Adjective: balanced 1. Being in a state of proper equilibrium. (WordWeb: English dictionary, thesaurus, and word finder software. 2016. WordWeb: English dictionary, thesaurus, and word finder software. [ONLINE] Available at: http://www.wordweb.info. [Accessed 8 April 2016].)
I placed the point at random positions within the frame and concluded that there wasn’t really a wrong place for the point to be. However, there did appear to be more balance when the point was half way between either the length or the width, or when it was equidistant from two sides of the frame.
Task 2b: As you review your photographs, observe the way your eye ‘scans’ the surface of the image. Note how:
– a point attracts attention out of proportion to it’s size,
– the eye looks for connections between two points,
– placing a point close to the edge seems to animate both the point and the frame.
Results – Task 2b:
My eye initially went to the bright spot under the chair on the left, it then went to the hole in the back of the chair as it was the next lightest area in the area. Next I looked to the boat because it was the next ‘thing’ in the image and then I tried to work out the context so looked towards the door. Finally my eye was drawn to the leading line running to the from of the image and then off the image to the left.
My eye initially went to the dark bin on the right hand side and then followed up the pole. It then went across the top of the garages and snaked from left to right moving downwards and finally followed the road markings to the triangle on the road.
My eye went straight to the eye/face, then the dark patches on the coat.
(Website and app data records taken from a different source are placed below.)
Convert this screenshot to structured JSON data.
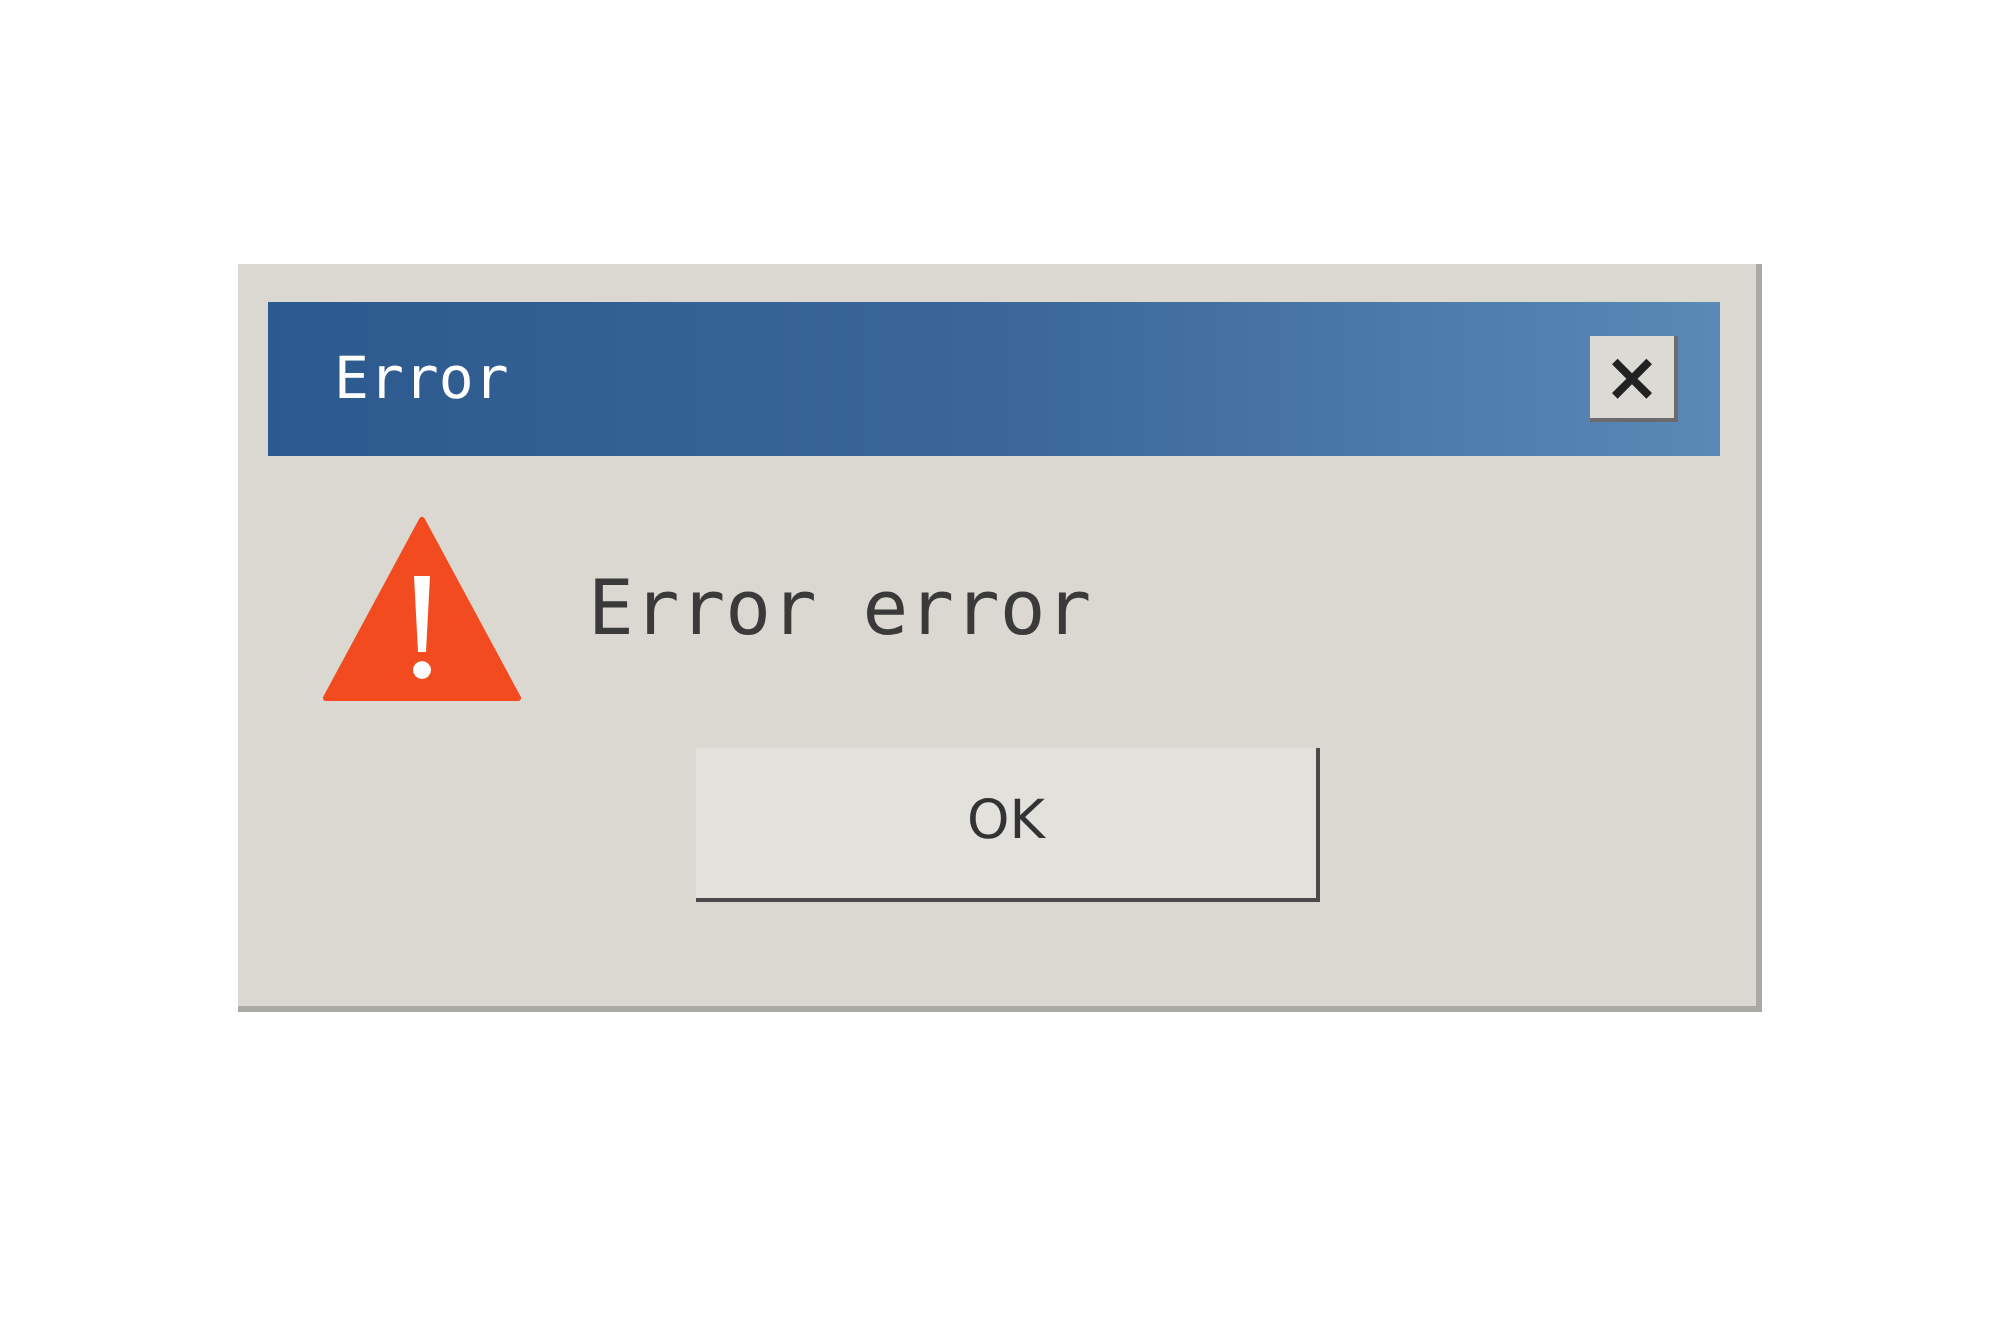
{
  "window": {
    "title": "Error"
  },
  "close_button": {
    "label": "×"
  },
  "message": "Error error",
  "buttons": [
    "OK"
  ]
}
The red lights of the power station was the next thing to catch my eye which I then traced down to the mirror image in the water. I then followed the leading line down, across and circled round to the other parts of the image noting the right hand top corner and finally the boat far left.
Reflection – Task 2a and b:
I found task 2a relatively easy to record but not so easy to assess the rights and wrongs compositionally. The application of the definition ‘balanced’ was the part I had trouble with. Aesthetically a point on a page is a simple point of reference without any other distractions, so I think balance becomes more relevant when there is more than just a point to consider.
Task 2b was a challenge as the eye moves a lot faster than you realise and to truly record what your eye is seeing, interpreting and recording is actually quite difficult even with your own hand. I think I captured the essence of the exercise and noted that my eye was initially drawn to the lightest, darkest or most familiar point in the image. It then followed the next most obvious point or line/s in the frame. Generally I wanted to look all around the image searching for the not so obvious nugget of information to give more context and reason behind the image being taken.
This completes my submission for task 2 of Exercise 1.2. You can access Exercise 1.3 here.
Michael Langford, 2010. Langford’s Basic Photography: The Guide for Serious Photographers. 9th Edition. Focal Press.
WordWeb: English dictionary, thesaurus, and word finder software. 2016. WordWeb: English dictionary, thesaurus, and word finder software. [ONLINE] Available at: http://www.wordweb.info.